The islands of the Caribbean are quickly identified for their tropical climate, beaches, simple lifestyle and beaches. These traits have lead persons from all over the world to visit the Caribbean for vacation, making the Caribbean a leading and popular tourist destination. Europeans generally felt a certain degree of affinity to the islands due to the islands’ historical backgrounds as colonies of France, Britain, Holland and Spain. Not only were the laws and political systems familiar but language barriers were virtually inexistent, as the language spoke in these countries would be either French, Dutch, Spanish or English depending on language spoken by the European nation that held claim to the island.

Today, most Caribbean countries are independent nations, although there are still a few Dependent Territories of Britain such as Anguilla, Montserrat and the Turks and Caicos Islands; of France – namely, Guadeloupe, Martinique and Saint Martin which are classified as Overseas Departments, and of Holland – Sint Maarten and the ABC islands of Aruba, Bonaire and Curaçao which form the Netherland Antilles. French, Spanish, Dutch and British influences are thus predominant in the Caribbean, Portuguese influence is found in Brazil; the only Caribbean country on which Portugal successfully laid claim.

Throughout the Caribbean, however, cultural heritage is very diverse, as nearly every Caribbean island would have first been settled by Amerindian tribes before European settlement. Amerindian tribes were either wiped out or dominated by early European adventurers but tribal artefacts, dances and language were managed to be preserved in Caribbean countries like Guyana, other South and Central American countries, including islands like Dominica and St. Vincent where the Indians were able to escape into mountainous and deeply forested interiors.

The advent of Amerindian presence, European settlement, African slavery and Indentured Labour enriched the Caribbean’s ethnic, cultural and linguistic landscape, as French and English Creole languages and dialects developed alongside diverse musical, dance, religious practices and art forms. Added to all year warm tropical weather with clear blue skies and pristine beaches, Caribbean islands offer tourists with unique, interesting and exciting cultural experiences.

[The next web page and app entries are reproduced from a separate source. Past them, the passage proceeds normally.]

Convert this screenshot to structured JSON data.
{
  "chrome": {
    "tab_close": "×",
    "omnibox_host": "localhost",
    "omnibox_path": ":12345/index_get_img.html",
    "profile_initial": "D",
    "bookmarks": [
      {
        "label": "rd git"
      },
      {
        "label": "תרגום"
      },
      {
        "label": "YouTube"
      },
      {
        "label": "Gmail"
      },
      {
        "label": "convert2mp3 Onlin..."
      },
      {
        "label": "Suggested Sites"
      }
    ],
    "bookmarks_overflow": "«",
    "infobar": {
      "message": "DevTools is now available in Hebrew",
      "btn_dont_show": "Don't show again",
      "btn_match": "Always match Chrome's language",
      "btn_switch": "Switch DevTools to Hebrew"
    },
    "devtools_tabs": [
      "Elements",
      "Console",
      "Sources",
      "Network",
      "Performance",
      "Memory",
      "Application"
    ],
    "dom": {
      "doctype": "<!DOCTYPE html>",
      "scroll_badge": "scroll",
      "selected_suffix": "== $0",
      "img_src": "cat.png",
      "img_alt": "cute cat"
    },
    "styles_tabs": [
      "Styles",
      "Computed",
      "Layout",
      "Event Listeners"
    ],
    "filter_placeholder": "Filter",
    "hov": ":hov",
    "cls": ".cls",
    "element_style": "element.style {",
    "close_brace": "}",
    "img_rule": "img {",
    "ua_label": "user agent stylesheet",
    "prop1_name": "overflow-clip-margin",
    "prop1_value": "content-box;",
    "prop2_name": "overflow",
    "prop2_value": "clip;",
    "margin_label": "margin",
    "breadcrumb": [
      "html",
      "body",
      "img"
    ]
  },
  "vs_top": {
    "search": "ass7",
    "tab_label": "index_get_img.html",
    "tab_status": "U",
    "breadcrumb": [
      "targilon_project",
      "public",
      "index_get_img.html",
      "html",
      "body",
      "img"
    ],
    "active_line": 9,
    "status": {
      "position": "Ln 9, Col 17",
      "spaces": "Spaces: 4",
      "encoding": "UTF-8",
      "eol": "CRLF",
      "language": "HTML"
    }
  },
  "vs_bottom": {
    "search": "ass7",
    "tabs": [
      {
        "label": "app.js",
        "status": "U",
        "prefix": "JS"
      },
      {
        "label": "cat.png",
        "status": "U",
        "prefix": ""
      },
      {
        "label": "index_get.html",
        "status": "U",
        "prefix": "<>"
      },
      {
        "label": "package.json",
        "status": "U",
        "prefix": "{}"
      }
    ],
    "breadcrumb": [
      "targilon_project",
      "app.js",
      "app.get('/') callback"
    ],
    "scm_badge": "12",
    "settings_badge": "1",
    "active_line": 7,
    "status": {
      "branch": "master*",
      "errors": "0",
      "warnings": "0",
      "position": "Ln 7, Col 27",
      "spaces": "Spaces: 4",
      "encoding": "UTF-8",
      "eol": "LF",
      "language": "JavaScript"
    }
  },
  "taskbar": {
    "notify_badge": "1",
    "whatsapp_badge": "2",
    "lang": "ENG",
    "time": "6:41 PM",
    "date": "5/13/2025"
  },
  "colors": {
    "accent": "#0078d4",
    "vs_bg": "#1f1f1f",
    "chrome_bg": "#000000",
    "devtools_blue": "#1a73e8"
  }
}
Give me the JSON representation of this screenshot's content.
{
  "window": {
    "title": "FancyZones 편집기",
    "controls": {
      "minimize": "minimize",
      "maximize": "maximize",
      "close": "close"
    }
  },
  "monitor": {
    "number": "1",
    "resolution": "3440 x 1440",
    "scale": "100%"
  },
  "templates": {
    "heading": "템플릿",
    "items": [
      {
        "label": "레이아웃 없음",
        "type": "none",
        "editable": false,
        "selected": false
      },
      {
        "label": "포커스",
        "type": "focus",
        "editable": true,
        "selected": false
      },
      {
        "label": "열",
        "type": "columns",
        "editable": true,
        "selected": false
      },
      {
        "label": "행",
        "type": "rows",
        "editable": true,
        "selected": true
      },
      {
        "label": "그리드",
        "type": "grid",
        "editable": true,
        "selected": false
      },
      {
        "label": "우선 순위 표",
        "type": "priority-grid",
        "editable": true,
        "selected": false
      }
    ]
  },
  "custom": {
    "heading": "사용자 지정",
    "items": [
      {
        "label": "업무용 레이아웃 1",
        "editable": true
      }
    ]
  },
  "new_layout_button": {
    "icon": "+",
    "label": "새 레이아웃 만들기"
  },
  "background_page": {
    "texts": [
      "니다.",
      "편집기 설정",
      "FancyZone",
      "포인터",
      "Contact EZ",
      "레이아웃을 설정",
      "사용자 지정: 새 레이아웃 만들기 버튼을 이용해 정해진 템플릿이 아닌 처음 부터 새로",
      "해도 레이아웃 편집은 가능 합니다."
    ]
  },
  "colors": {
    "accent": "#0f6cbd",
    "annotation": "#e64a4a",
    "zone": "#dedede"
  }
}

As independent nations, Caribbean countries continue to thrive for economic success through the implementation of proper development policies, enactment of laws, by providing education, ensuring that basic health is easily accessed and by developing infrastructure for international air and sea access, road networks and public utilities.